Day-after thoughts about the third Republican debate, on CNBC:
1) Twenty seconds of greatness from Ted Cruz. In one little bravura passage, Ted Cruz showed how he could have become a collegiate debate champion, gone from Princeton to Harvard Law School, been a Supreme Court clerk and argued cases there, etc.
What usually rings phony about Cruz’s manner, in my “according to me” personal view, is that he is so transparently talking down. He is posturing about things he obviously knows aren’t really true: that Chuck Hagel might be an agent of the North Koreans, that it makes sense to shut down the government, whatever else he is saying now. In this latest debate, he came out for the gold standard! The chance that a Princeton/Harvard graduate in his 40s, whose spouse is a managing partner at Goldman Sachs (on leave), actually believes in a (ruinous) return to the gold standard, is zero.
But in these 20 seconds, Cruz is talking up. He is wittily and precisely distilling the conventional press wisdom about each candidate. From time :30 to :50 of the video below, he is a different person from the one he usually allows us to see.
Suppose he let us see this person more often ...
2) Jeb. Poor Jeb.
I do not recall ever seeing someone who is so un-joyful a campaigner, so manifestly not up for the battle, as poor Jeb Bush. Closest competitors would be the objectively heroic Admiral James Bond Stockdale. (“Who am I? Why am I here?” in 1992.) Or Fred Thompson, sort of the Jeb of the 2008 campaign: expected to cruise through easily, losing heart when he encountered the inevitable rough patches. Running for president is a thousand times harder than most voters can imagine. And a thousand times harder than that. You have to really, really believe, really want it for yourself (and not, say, your family, which includes a father who happens to have been president and an older brother who happens to have been president too).
Poor Jeb. In politics anything can happen, but a comeback at this point would rival the 2004 Red Sox when they were down 3-0 to the Yankees. Can’t figure out who is the Yankees in this comparison.
3) Falsehoods. I can remember back to the antique days when politicians avoided saying things that were, you know, provably false.
Ah, yesteryear. Carly Fiorina barged right ahead saying that 92 percent of the job losses during Obama’s first term involved women. By common sense that cannot possibly be true, and it isn’t. But she said it anyway, and no one cared.
Ben Carson said it was “total propaganda” to say that he was in any way involved with the aloe vera-based nutrition company Mannatech, and in the next sentence mentioned that he gave paid speeches for them, appeared on their web site, and used their products. Let’s not get into the various promises to abolish the Fed and the IRS or Mike Huckabee’s remark that solving the medical-spending issue was easy. “Why don’t we say, ‘Let’s cure the four big cost-driving diseases: diabetes, heart disease, cancer, and Alzheimer’s?”

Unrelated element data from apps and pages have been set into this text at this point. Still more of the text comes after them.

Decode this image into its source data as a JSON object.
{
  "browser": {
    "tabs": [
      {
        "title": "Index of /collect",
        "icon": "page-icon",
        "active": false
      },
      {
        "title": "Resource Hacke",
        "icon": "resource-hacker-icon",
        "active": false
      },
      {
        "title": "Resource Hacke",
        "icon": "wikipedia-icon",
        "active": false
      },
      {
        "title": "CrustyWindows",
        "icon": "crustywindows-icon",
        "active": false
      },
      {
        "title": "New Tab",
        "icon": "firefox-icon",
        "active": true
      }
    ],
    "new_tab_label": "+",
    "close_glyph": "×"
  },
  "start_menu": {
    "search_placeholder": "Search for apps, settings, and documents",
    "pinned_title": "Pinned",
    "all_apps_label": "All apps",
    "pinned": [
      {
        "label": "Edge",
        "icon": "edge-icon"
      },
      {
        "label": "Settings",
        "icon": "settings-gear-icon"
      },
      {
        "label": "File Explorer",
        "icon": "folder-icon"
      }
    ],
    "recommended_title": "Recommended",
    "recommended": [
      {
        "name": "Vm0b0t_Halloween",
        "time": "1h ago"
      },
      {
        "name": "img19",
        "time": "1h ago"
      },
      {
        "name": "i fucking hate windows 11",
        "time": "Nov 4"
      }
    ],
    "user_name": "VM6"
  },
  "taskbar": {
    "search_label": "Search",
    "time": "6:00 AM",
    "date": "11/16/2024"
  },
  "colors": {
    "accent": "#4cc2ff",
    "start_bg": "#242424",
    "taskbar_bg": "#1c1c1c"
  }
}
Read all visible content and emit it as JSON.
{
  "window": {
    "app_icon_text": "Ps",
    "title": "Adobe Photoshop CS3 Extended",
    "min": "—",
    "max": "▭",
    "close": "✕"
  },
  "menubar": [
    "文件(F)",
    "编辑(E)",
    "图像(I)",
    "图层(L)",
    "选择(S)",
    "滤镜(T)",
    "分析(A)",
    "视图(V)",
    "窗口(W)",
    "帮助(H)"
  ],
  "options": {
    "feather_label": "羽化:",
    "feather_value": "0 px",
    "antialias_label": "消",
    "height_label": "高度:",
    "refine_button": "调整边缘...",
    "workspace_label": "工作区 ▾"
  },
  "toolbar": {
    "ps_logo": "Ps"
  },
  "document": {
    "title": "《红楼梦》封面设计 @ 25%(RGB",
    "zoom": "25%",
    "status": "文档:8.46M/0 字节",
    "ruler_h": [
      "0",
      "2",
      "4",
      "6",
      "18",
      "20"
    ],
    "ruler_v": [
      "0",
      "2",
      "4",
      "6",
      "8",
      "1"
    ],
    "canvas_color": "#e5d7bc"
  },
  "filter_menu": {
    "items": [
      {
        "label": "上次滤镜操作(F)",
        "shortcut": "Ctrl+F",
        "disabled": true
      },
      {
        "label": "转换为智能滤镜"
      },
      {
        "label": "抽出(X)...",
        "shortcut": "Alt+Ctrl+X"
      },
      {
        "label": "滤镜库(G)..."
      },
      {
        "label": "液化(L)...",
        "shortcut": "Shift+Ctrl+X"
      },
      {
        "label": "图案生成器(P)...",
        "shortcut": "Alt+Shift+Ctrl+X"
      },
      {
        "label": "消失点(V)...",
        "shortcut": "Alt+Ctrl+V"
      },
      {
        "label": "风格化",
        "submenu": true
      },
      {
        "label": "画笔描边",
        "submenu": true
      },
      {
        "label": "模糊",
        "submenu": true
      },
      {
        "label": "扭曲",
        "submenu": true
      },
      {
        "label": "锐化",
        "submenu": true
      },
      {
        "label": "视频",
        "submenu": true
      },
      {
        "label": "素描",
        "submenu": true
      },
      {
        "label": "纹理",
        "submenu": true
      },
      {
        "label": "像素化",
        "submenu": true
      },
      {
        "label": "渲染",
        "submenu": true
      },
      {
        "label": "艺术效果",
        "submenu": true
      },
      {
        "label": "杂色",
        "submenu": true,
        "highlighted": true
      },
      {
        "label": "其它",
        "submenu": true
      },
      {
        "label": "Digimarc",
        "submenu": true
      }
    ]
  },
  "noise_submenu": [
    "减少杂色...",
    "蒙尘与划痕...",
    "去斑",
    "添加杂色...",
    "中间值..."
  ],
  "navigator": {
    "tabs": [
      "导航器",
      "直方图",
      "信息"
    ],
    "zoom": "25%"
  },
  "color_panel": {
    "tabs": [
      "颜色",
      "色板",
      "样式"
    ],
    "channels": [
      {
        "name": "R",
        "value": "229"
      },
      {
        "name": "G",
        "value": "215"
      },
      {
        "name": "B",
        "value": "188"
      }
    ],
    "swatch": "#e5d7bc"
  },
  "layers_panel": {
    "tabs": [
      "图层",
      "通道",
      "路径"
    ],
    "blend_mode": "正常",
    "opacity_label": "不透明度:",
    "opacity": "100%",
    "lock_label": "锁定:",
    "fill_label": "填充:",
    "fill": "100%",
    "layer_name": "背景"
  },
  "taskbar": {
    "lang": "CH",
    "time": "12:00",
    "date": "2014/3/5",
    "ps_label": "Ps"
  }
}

Good question. Why hasn’t anyone else thought of that? Again the point is, it was just one more “why bother with the facts?” moment of the debate. (See Mike Lofgren on this point.)
4) The press. Even Ted Cruz’s marvelous 20 seconds of bravura involved some fakery. The question he had been asked actually was substantive. Cruz’s huffy outrage was not properly aimed at the man addressing him, Carl Quintanilla.
But overall, most questions from most journalists/moderators through all the debates have been what Cruz accurately described as “cage match” questions:
Cage-match question: Person X says this bad thing about you. What do you say back? Or: You once said this. Now you say that. Gotcha! (This latter version was the bad side of the late Tim Russert’s influence on the business.)
How will you do the job question: What would you do about income inequality? What would you do about political paralysis? What would you do about ISIS (or Russia or China or whatever)?
Cruz complained at the wrong time, but about the right thing.
For later discussion: the way that sounding hostile has taken the place, in these debates and Q&A generally, for being tough in an intellectual or consecutive-questioning way. The recent great example is the interview that (our friend and partner) Kai Ryssdal of Marketplace did earlier this month with Ben Carson. Kai Ryssdal could not have been more polite or respectful, but with insistent questioning he revealed that Carson simply had no grasp of the basics of how public finance worked. Comparison that might resonate with Carson: It would be like a polite but insistent series of questions revealing that someone did not understand how nerves worked, or what anesthesia was.
Here endeth your latest debate analysis. Many more are ahead.